Isaiah and Luther both knew that our hope is not to be found merely in reforming outward habits, in dropping external bad habits for externally better habits. That's important, but we need reform of the heart. Our hope involves binding ourselves to accountability to another kingdom, the world of the heavenly Zion, the kingdom of the Branch of the LORD – Jesus Christ. While the world – and the worldly even in compromised churches – disdain Christ and his faithful ones as “a dried-up tree trunk”, Luther recognized with Isaiah that “they are not regarded as such before God”, for “the kingdom of Christ is now glorious in the spirit”. Only this Branch, restoring the intimacy of God's protection of the Israelites in their exodus, can give protection. Luther commented:
The Christian has no other cover than Christ; he does not rely on the arm of flesh, for there is no salvation in man, nor on good works, for they are not good in the presence of God. The Christian should teach and act in such a way that he may dare to stand in the presence of God. But the faithful are supported by the Word alone. […] Faintheartedness is not made strong with hands but by the Word of God, which alone heartens and causes to stand. If you trust in men, you will have help neither from them nor from God, who forsakes those who forsake Him. For the Word of God is the exceedingly strong tower of Zion and the pavilion of God offering protection in prosperity and adversity.
As Isaiah shows in his fourth chapter, we must come to grow through union with this Branch – to be Christ's twigs, bearing glorious fruit by faith, which secures our life-giving connection with the Branch.
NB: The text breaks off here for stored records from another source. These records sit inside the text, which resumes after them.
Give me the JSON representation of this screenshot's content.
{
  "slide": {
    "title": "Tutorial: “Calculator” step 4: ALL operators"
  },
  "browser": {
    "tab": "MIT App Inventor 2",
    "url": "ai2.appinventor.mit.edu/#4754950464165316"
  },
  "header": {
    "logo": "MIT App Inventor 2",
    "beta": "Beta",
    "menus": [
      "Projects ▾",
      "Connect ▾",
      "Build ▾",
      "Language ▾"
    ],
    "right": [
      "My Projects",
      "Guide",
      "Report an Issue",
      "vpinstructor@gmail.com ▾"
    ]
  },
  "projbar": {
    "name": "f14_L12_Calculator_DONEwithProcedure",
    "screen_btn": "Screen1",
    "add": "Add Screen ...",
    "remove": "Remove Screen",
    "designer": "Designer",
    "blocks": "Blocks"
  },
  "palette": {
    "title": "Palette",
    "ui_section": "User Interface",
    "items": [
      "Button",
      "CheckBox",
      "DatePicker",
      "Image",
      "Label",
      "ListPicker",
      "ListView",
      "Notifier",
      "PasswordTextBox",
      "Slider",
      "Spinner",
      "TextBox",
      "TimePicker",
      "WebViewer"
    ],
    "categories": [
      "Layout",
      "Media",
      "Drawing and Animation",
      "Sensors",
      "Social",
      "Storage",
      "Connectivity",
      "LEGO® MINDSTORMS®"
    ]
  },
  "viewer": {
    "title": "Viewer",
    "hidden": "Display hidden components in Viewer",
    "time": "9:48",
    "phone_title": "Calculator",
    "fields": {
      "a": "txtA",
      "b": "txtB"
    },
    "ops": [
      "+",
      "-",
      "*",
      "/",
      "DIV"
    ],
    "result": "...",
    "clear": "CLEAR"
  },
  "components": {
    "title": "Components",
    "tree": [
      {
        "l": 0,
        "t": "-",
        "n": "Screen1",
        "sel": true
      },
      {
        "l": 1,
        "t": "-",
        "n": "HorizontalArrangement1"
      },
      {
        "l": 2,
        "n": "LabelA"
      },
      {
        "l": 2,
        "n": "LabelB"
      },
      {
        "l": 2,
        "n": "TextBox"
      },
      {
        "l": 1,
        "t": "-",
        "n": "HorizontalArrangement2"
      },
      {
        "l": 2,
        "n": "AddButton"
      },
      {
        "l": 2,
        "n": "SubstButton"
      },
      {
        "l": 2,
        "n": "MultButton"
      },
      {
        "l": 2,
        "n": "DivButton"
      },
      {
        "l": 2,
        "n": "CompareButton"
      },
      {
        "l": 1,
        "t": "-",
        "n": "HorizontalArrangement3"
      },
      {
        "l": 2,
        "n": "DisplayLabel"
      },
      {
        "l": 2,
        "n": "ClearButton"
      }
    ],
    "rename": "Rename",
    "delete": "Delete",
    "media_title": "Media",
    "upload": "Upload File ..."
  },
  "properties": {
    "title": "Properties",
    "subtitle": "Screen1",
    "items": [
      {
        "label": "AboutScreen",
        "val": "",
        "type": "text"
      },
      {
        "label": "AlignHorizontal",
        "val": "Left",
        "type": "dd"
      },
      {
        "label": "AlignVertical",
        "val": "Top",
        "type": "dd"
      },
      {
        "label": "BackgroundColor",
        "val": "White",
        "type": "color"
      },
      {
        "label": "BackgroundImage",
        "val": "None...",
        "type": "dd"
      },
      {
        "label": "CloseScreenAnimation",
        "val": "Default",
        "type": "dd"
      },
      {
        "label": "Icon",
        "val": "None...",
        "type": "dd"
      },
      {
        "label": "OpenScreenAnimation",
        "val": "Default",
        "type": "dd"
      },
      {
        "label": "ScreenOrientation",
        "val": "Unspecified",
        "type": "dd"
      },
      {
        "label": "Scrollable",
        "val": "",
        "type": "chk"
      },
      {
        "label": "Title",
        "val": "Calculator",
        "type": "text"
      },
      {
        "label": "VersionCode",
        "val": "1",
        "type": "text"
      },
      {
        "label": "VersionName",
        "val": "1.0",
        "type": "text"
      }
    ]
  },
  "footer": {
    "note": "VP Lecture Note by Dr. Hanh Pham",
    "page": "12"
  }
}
Only the life of the Branch, made real in us, gives clean fruit, glorious fruit acceptable to the LORD our God. Only by living faith – not a dead and fruitless faith, but a living faith made perfect in love – makes us righteous through that Glorious Exchange: our unrighteousness for the righteousness of Christ in God. And only when we are righteous by faith may we inherit Isaiah's promise and “enjoy the fruit of our deeds” (Isaiah 3:10).
We must let Jesus Christ, the Branch of the LORD, be our “Mediator, Leader, Teacher, Priest”, our “Pillar and the Cloud”, and “yet that cloud will not appear except through the Word which protects and goes before, and we follow”, as Luther rightly commented. In all things, we must witness to Christ's ways, careful to be faithful to him and his teaching, and in being a community of witness, to hold ourselves, one another, and those charged with leadership accountable to the Holy Branch. Do we so witness? Are we living as examples of how faith brings the righteousness of God? How is our witness today, this week, this month?